*** Opening of EXTRACTED ENTRIES ***
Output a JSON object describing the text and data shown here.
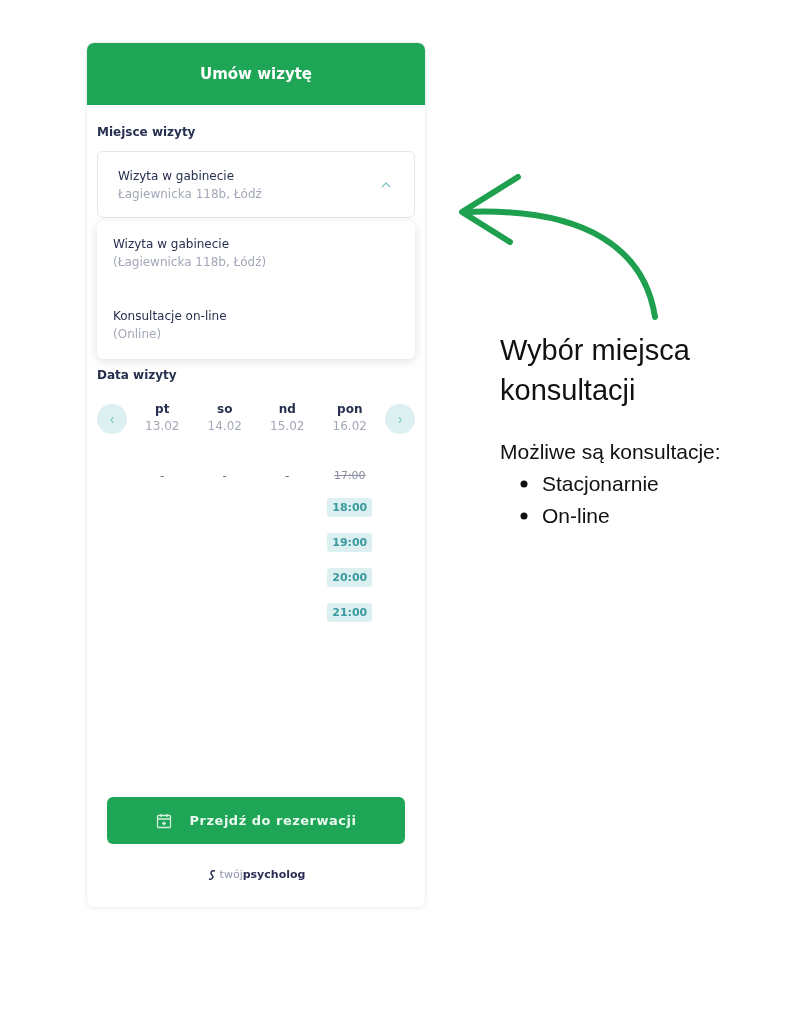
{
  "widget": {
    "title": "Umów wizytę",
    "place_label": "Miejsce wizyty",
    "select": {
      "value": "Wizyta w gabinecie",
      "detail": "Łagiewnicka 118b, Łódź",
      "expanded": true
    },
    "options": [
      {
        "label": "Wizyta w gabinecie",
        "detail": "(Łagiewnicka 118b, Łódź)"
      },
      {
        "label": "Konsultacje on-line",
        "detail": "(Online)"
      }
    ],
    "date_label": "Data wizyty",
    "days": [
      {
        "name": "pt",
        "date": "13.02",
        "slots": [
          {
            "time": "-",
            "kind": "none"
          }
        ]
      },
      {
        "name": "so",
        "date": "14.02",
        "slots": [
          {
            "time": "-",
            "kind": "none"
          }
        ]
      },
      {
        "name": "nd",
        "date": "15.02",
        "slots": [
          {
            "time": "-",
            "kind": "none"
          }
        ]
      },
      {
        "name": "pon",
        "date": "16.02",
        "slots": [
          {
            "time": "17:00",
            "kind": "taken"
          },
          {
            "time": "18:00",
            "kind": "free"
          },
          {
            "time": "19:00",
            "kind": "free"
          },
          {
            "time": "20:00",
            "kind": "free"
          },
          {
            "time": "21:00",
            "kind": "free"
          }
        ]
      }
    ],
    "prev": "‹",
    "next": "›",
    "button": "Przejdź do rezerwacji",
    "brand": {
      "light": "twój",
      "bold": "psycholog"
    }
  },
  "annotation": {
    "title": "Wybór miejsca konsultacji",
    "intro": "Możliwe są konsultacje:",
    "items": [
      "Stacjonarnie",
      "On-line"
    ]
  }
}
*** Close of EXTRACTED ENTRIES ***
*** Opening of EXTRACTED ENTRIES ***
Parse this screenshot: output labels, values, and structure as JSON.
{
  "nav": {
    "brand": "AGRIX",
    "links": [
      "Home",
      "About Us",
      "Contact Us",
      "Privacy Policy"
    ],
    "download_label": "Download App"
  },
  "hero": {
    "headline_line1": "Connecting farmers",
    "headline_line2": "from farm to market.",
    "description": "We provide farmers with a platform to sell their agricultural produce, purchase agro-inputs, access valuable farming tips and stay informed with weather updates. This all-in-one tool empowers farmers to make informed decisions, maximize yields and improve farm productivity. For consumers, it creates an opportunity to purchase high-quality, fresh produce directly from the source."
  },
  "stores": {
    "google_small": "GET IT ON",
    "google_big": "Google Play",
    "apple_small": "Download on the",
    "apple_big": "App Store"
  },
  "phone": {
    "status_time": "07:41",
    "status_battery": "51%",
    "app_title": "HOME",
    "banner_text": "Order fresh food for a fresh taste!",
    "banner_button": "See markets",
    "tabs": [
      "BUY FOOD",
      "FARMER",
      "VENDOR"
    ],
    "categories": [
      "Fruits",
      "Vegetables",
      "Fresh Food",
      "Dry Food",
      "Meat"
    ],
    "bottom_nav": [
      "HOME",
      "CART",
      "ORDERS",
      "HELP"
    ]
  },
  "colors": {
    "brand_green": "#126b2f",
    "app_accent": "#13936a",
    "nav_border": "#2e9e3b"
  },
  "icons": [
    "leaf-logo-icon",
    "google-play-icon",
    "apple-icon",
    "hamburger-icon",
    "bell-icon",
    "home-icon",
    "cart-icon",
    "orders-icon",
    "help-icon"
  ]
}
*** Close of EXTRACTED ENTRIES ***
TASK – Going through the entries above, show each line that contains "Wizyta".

OUTPUT OF THE EXERCISE –
      "value": "Wizyta w gabinecie",
        "label": "Wizyta w gabinecie",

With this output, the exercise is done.